German Beer 101: A primer on pilsners, pale lagers and purity

The craft brewing revolution has effectively made the United States a melting pot for beer. From German lagers and Russian imperial stouts to Belgian saisons, American craft brewers are seemingly happy to borrow from any beer style in the world and adopt them as their own.

The sheer diversity has blurred the lines between global beer cultures. Still, authentic German beers tend to rise above other nationalities among discerning drinking circles. While many American breweries make beer in German styles, they’re not all doing so with strict adherence to German brewing standards and traditions.

Drink like a German

Let’s examine the pale lagers that dominate commercial brewing output in the United States. German-inspired lager in America, e.g., Bud Light, Coors Light and Yuengling, often clocks in between 3.5% and 4.5% alcohol by volume (ABV), whereas their authentic German counterparts fall more into the 4.5% to 5.5% range. It’s not uncommon to hear German beer fans dismiss America’s top-selling beers as bland or watered down.

The purity decree

One of the most interesting aspects of German beer lore is the concept of the Reinheitsgebot. Translated to the “purity law” or the “purity decree,” the Reinheitsgebot is a series of regulations that have existed in Germany for centuries to limit the ingredients that can legally be used in the beer production.

First instituted in the early 1500s, the original Reinheitsgebot only enabled brewers to use three components when making beer — water, barley and hops. The decree at the time didn’t mention yeast, the fourth major building block of beer, because it wasn’t scientifically understood at the time, and wouldn’t be until the 1860s. More contemporary versions of the Reinheitsgebot did include yeast.

Modern takes on the Reinheitsgebot also change another one of the original decree’s key tenets, allowing the use of any type of malted grain for beer production. While German beer purists often praise the simplicity — and difficulty — that the Reinheitsgebot forced brewers to master, the decree was a way to prevent price competition between brewers and bread bakers for wheat and rye. It also protected beer drinkers by minimizing the risk of brewers using toxic or otherwise unsafe ingredients.

Because the Reinheitsgebot essentially cordoned off wheat and rye for bakers, there are types of beer native to Germany that are actually in violation of the country’s own purity decree such as weizenbier and hefeweizen, both wheat beers.

The Reinheitsgebot was officially repealed in 1987, which means German brewers can now technically brew with total freedom.

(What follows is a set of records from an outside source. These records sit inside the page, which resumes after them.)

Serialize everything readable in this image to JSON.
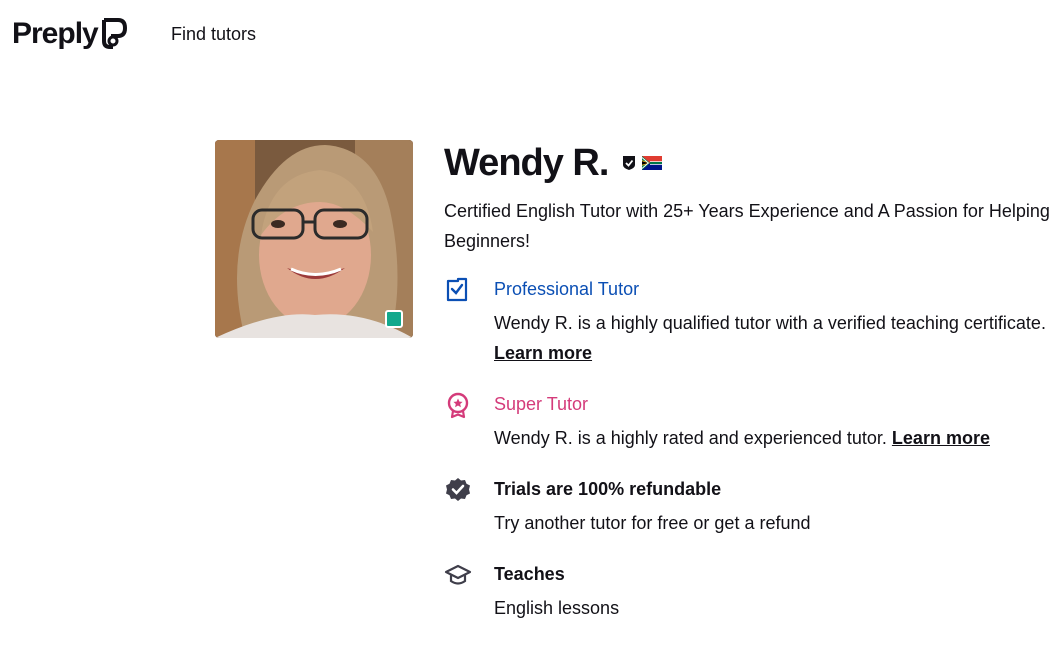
{
  "header": {
    "logo_text": "Preply",
    "nav_find_tutors": "Find tutors"
  },
  "tutor": {
    "name": "Wendy R.",
    "headline": "Certified English Tutor with 25+ Years Experience and A Passion for Helping Beginners!",
    "online": true,
    "country_flag": "south-africa-flag-icon"
  },
  "features": {
    "professional": {
      "title": "Professional Tutor",
      "desc": "Wendy R. is a highly qualified tutor with a verified teaching certificate.",
      "link": "Learn more",
      "color": "#0b4fb4",
      "icon": "certificate-check-icon"
    },
    "super": {
      "title": "Super Tutor",
      "desc": "Wendy R. is a highly rated and experienced tutor.",
      "link": "Learn more",
      "color": "#d43b7a",
      "icon": "award-star-icon"
    },
    "refund": {
      "title": "Trials are 100% refundable",
      "desc": "Try another tutor for free or get a refund",
      "icon": "shield-check-icon"
    },
    "teaches": {
      "title": "Teaches",
      "desc": "English lessons",
      "icon": "graduation-cap-icon"
    }
  },
  "colors": {
    "online": "#12a88c",
    "text": "#121117"
  }
}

Even before the repeal, though, German beer has always been more dynamic than people realize.

A sampling of German beer styles

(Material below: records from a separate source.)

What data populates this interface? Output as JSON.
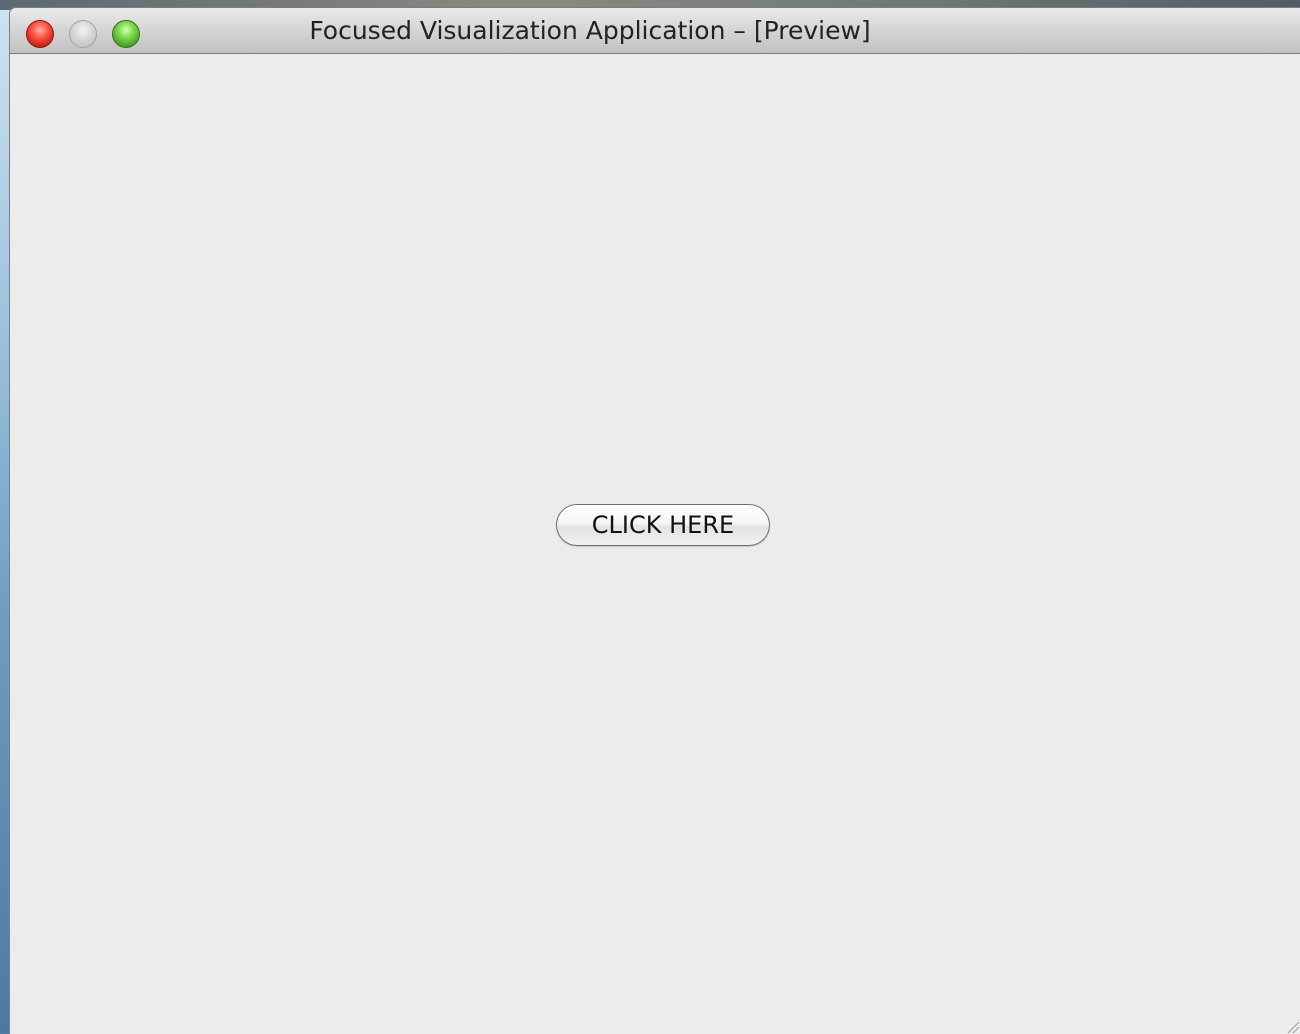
{
  "window": {
    "title": "Focused Visualization Application – [Preview]",
    "controls": {
      "close": "close-icon",
      "minimize": "minimize-icon",
      "zoom": "zoom-icon"
    }
  },
  "main": {
    "button_label": "CLICK HERE"
  },
  "colors": {
    "window_background": "#ececec",
    "close": "#ff5a4a",
    "minimize": "#d6d6d6",
    "zoom": "#7fdb4f"
  }
}
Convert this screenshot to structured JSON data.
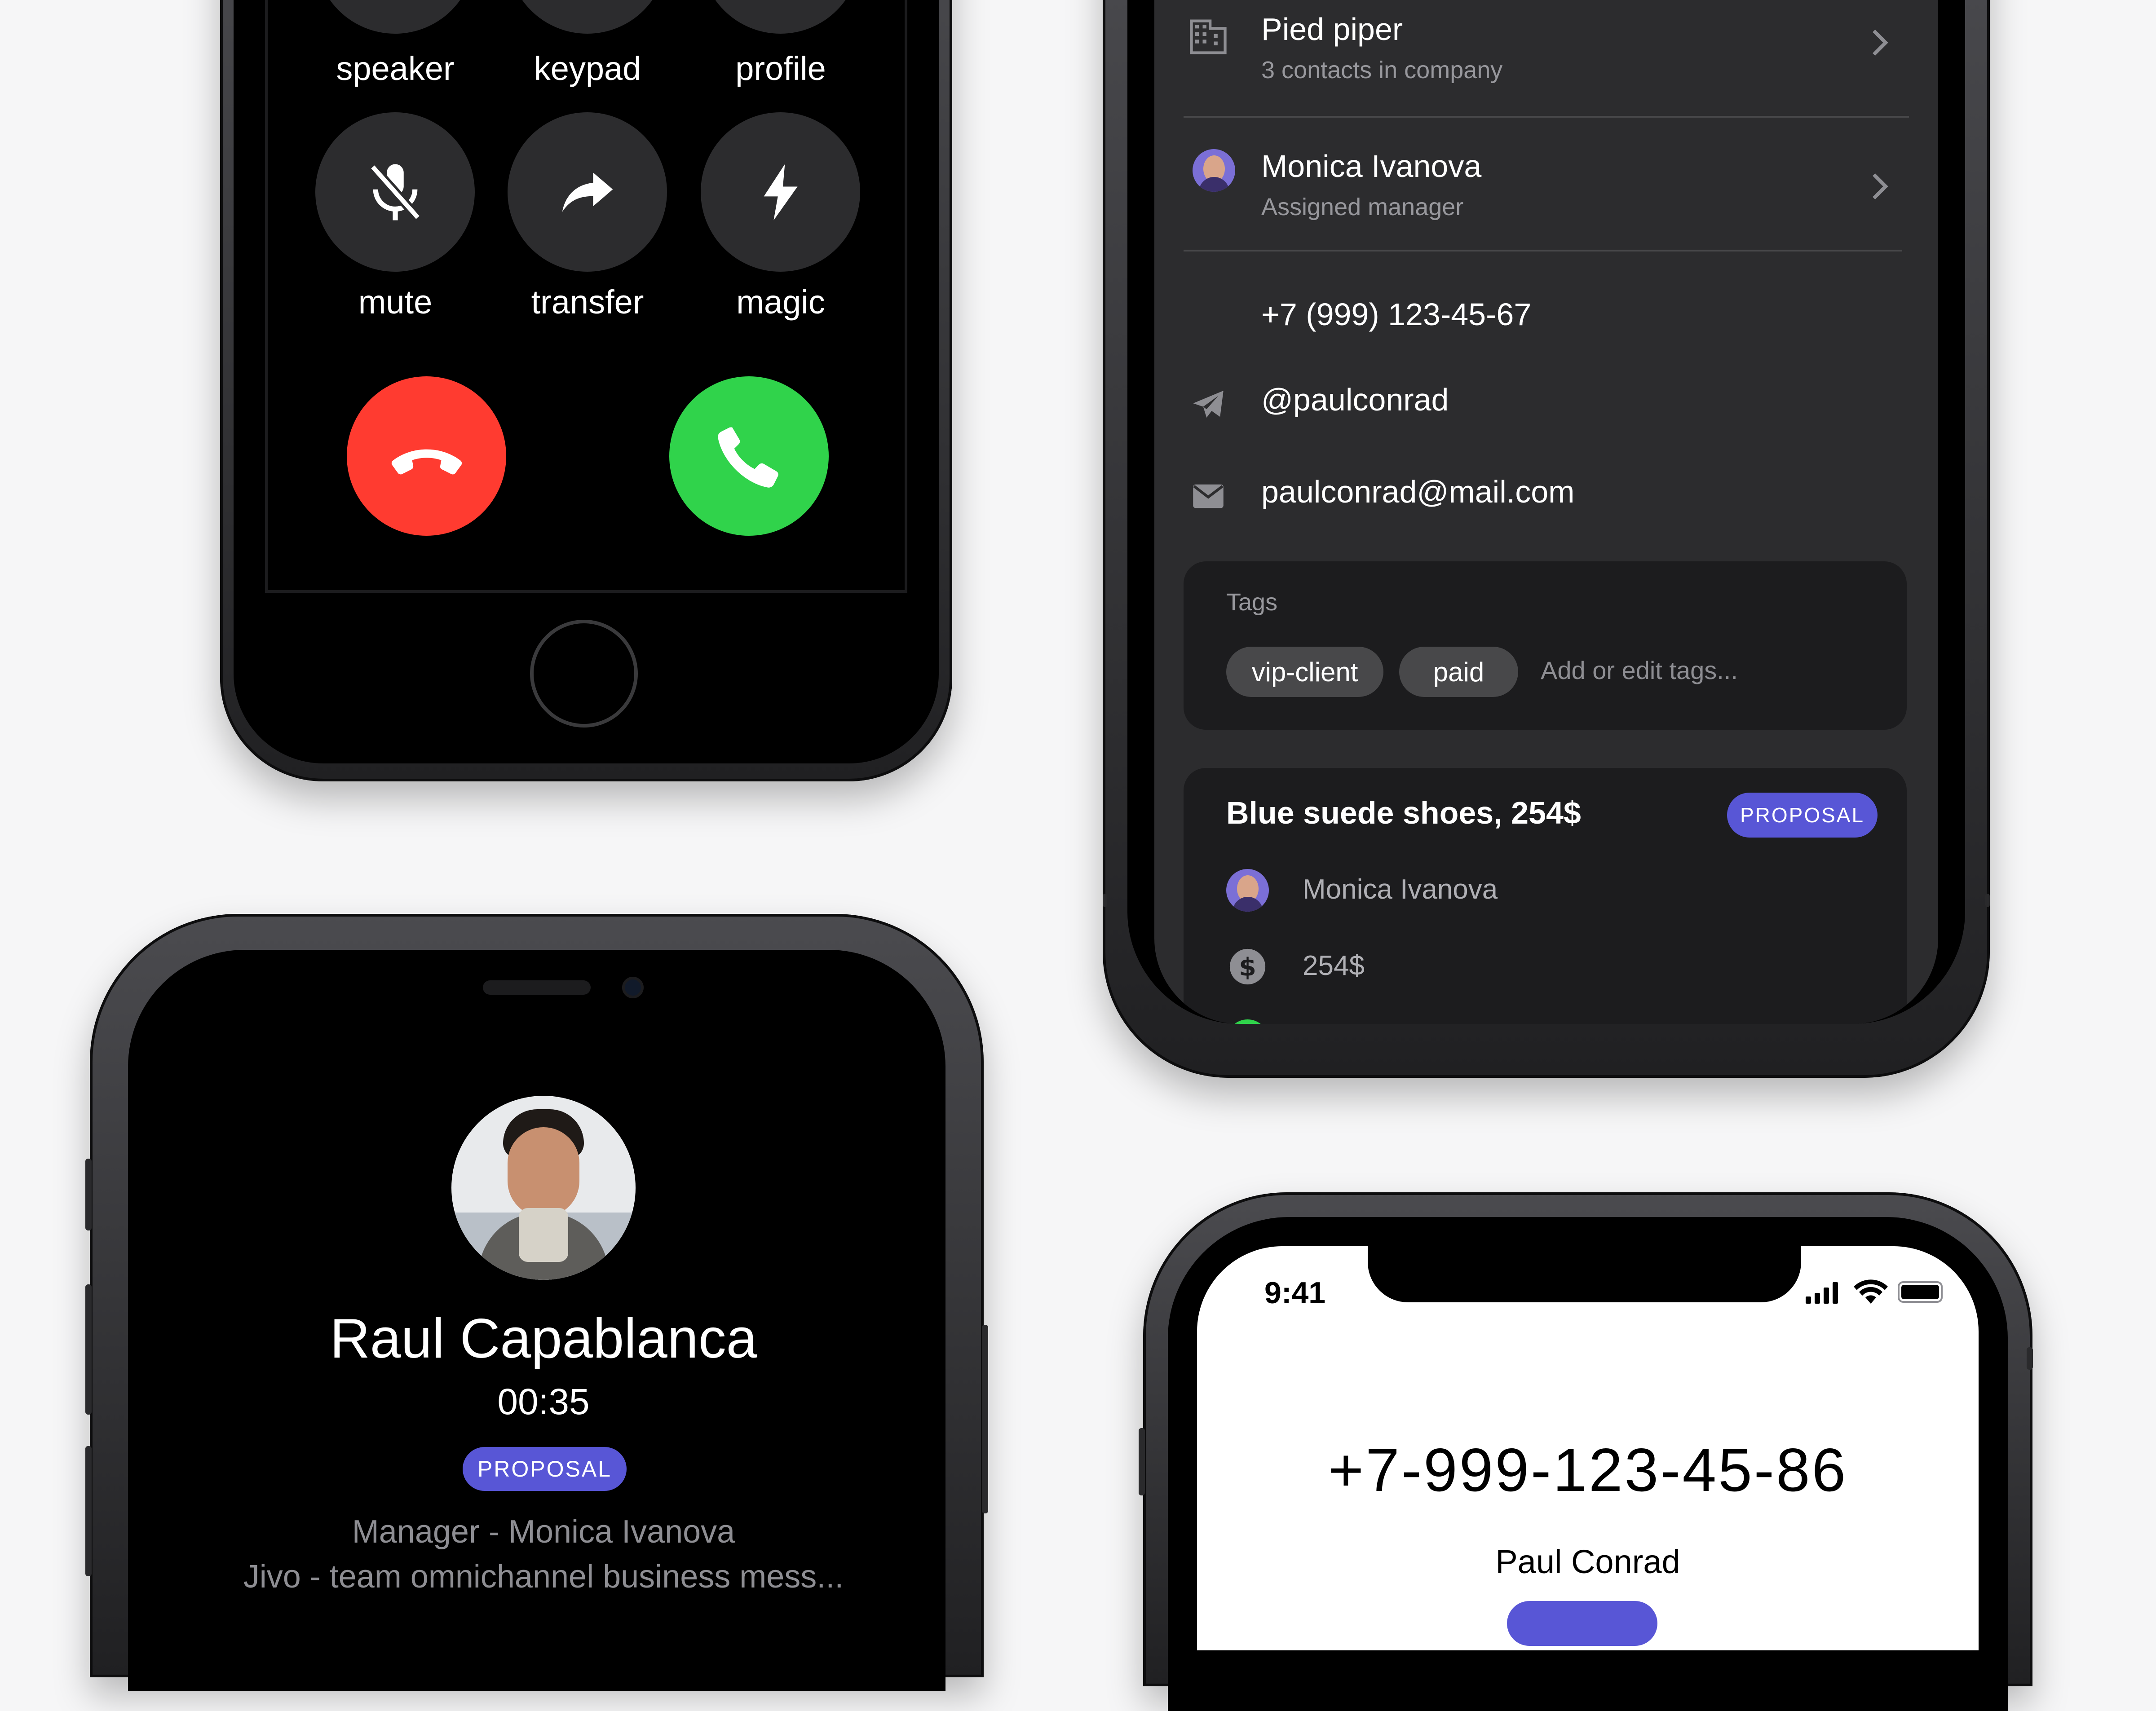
{
  "phone_call_controls": {
    "buttons": [
      {
        "label": "speaker"
      },
      {
        "label": "keypad"
      },
      {
        "label": "profile"
      },
      {
        "label": "mute",
        "icon": "mic-off-icon"
      },
      {
        "label": "transfer",
        "icon": "forward-arrow-icon"
      },
      {
        "label": "magic",
        "icon": "lightning-icon"
      }
    ],
    "decline_icon": "phone-down-icon",
    "accept_icon": "phone-icon",
    "colors": {
      "decline": "#ff3b30",
      "accept": "#30d34b",
      "button_bg": "#2c2c2e"
    }
  },
  "contact_card": {
    "company": {
      "name": "Pied piper",
      "subtitle": "3 contacts in company"
    },
    "manager": {
      "name": "Monica Ivanova",
      "subtitle": "Assigned manager"
    },
    "phone": "+7 (999) 123-45-67",
    "telegram": "@paulconrad",
    "email": "paulconrad@mail.com",
    "tags": {
      "title": "Tags",
      "items": [
        "vip-client",
        "paid"
      ],
      "placeholder": "Add or edit tags..."
    },
    "deal": {
      "title": "Blue suede shoes, 254$",
      "badge": "PROPOSAL",
      "manager": "Monica Ivanova",
      "amount": "254$"
    },
    "colors": {
      "background": "#2c2c2e",
      "card": "#1c1c1e",
      "badge": "#5856d6"
    }
  },
  "incoming_call": {
    "name": "Raul Capablanca",
    "timer": "00:35",
    "badge": "PROPOSAL",
    "line1": "Manager - Monica Ivanova",
    "line2": "Jivo - team omnichannel business mess..."
  },
  "dialer": {
    "time": "9:41",
    "number": "+7-999-123-45-86",
    "name": "Paul Conrad"
  }
}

The lager family alone boasts a slew of different styles, many of which carry distinctive flavors, geographic roots and histories.

Pale lagers include the pilsner, a hugely popular style borrowed by many recognizable American light beers like Coors Light and PBR. Kölsch is a light-bodied beer that can only legally be brewed in the Cologne region of Germany. And Märzen, a malty, medium-bodied beer known more commonly as “Oktoberfest” style, derives from Munich’s annual Oktoberfest celebration. 

Dark lagers include Altbier, typically a bitter style, exclusively brewed in Dusseldorf; bock, a sweeter beer variety with caramel and coffee notes, popular in southern Germany and traditionally consumed during Lent; and schwarzbier, a dark lager more in the vein of stouts like Guinness with a full-bodied character and sweet, malty flavor.

Gose is a forerunner of modern sours. Originating in German, gose beers are “soured” in the fermentation process rather than through the use of any specific ingredient.

Lambics appeal to German beer drinkers who want more flavor diversity in their beers by adding mixers, for instance, a mix of beer and sparkling lemonade not unlike a British shandy.

Embracing the limits

While the Reinheitsgebot is no longer enforceable, many Germans still hold it to be the golden rule. Purists still swear that any product incorporating ingredients beyond malted grain, hops, water and yeast isn’t true beer. And, while some German breweries have jumped into the craft beer game embracing India pale ales and rich chocolate stouts, they generally market those products not as beer but “mixed beer drinks.”

Brewers who continue to make beer in classic German styles view the purity law as more of a challenge than a restriction. That’s certainly the case for Ashleigh Carter, co-founder and head brewer of Denver-based Bierstadt Lagerhaus. The brewery produces German lager exclusively using authentic imported ingredients, purposely built as a legacy German brewhouse specifically suited to make this style of beer.

Lagers are considered by many brewers to be one of the trickiest styles of beer to make. They take more time, they ferment at lower temperatures and they require a perfectly balanced recipe. The simplicity of the flavor profile makes it more difficult to hide any flaws behind other flavors or ingredients.

For Carter, who majored in math in college and has always had a perfectionist streak, striving to perfect the lager has been an endeavor worthy of the effort. 

“I have that desire, to make something perfect and repeatable over and over and over again, and to try to hone those processes as specifically as possible,” she says.